Frugal for Life: Five Ways to Spend Less and Live Well

By Mike Peterson
In January 28, 2011

Frugality isn’t about buying the cheapest thing available.  It’s not about saying no to family vacations or the occasional dinner out.  It’s not even about cutting out every little indulgence you love, like lattes or gossip mags.

Real frugality – the kind you can actually live with on a day-to-day basis – is about making smart choices.  It’s about needs vs. wants, “must-have” splurges vs. things you’re willing to go without (or substitute, rent, or borrow instead).  If you want to start living within your means, you have to start with a budget you can actually live with.

Not sure where to start?  Here are five ways you can cut spending – without cutting into your quality of life:

  1. Become a DIY maven.  Change your own oil.  Fix the leaky faucet in the kitchen.  Cook dinner instead of ordering out.  Do your own nails or cut your own hair.  If you’re like most people, you probably shell out several hundred dollars every year on things you could probably do yourself.  Not a naturally handy guy or gal?  No worries.  Check out your local home improvement store for free home repair workshops or ask a car-savvy friend to teach you the basics of auto maintenance.  And don’t forget the Internet:  With a quick search you can learn how to do all kinds of handy, money-saving things, from stuffing a turkey to giving yourself the perfect French manicure.
  2. Buy quality – even if you have to spend a little extra. Cheap stuff is, well, cheap.  And cheap things wear out quickly, which means you have to replace them more often.  In general, the more expensive something is, the better the quality, materials, and workmanship.  Think of it this way:  a pair of faux-leather shoes from your local bargain store may cost $20, but they’ll probably wear out more quickly than their $75 department store counterparts.  A slightly pricier – but energy-efficient – washing machine will save you more money on your monthly electric bill.
  3. Forget the Joneses. Don’t spend money just to impress or keep up with the neighbors.  Just because three of your neighbors drive brand-new, shiny SUVs doesn’t mean you have to jump on the (gas-guzzling) bandwagon.  So what if you’re the only one on the block without a five-zillion-inch flat-screen TV or a newly remodeled gourmet kitchen with granite countertops and a double oven?  You may also be the only one on the block who isn’t drowning in debt.
  4. Make a list of what you need, what you want, and what you’re willing to do without.
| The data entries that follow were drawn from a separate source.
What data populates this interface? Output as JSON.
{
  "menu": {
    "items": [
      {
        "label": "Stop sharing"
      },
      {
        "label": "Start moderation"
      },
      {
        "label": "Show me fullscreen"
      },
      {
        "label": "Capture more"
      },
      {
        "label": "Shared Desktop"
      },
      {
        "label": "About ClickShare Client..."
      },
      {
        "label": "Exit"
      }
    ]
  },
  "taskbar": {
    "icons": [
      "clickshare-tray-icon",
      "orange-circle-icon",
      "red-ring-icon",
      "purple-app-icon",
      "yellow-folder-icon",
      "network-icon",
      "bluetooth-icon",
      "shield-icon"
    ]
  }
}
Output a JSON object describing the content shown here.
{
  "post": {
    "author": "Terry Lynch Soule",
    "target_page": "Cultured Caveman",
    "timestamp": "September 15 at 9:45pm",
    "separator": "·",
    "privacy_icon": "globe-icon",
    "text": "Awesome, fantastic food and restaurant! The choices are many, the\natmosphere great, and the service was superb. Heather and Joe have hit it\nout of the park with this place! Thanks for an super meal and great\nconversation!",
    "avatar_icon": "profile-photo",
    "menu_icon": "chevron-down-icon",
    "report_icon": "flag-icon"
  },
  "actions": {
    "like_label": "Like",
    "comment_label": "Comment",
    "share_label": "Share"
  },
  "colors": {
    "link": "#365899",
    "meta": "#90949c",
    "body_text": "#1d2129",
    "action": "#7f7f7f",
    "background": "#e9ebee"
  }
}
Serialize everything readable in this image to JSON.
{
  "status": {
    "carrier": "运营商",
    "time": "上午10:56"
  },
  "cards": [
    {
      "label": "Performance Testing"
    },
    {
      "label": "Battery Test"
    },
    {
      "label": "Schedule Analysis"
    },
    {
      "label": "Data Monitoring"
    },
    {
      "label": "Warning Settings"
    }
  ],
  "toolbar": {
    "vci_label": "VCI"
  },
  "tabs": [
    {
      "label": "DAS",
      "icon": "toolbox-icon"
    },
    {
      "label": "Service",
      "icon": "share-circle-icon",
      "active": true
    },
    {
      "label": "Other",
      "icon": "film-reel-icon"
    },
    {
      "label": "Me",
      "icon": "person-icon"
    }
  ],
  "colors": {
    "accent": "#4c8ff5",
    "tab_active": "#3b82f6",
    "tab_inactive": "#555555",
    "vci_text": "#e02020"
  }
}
Needs are easy:  rent or mortgage payments, transportation, insurance, food, utilities.  But what about fun extras like DVD rental or the occasional dinner at your favorite restaurant?  Living frugally doesn’t mean you have to give up every little luxury in life.  But it does mean you’ll have to make some compromises.  Want to keep your Netflix account?  That’s perfectly okay – but you might need to give up that magazine subscription or trim a few bucks off of your grocery budget.  There’s nothing wrong with a few indulgences – as long as you’re willing to cut spending in other areas.
  5. Stop using your credit card.  Period. You can’t live frugally if you’re paying off hundreds – or even thousands – of high-interest credit card debt.  If you don’t have credit card debt, keep it that way.  If you do have credit card debt, start paying it off now.

You don’t have to live cheap to be frugal.  A few adjustments to your budget and lifestyle can add up to major savings.  Frugal living isn’t about not spending – it’s about spending wisely.

Mike is the author of “Reality Millionaire: Proven Tips to Retire Rich” and he has been published in a variety of local and national publications including Entrepreneur Magazine, Deseret Morning News, LDS Living Magazine, and Physicians Money Digest. He holds a B.S. in business administration from the University of Phoenix.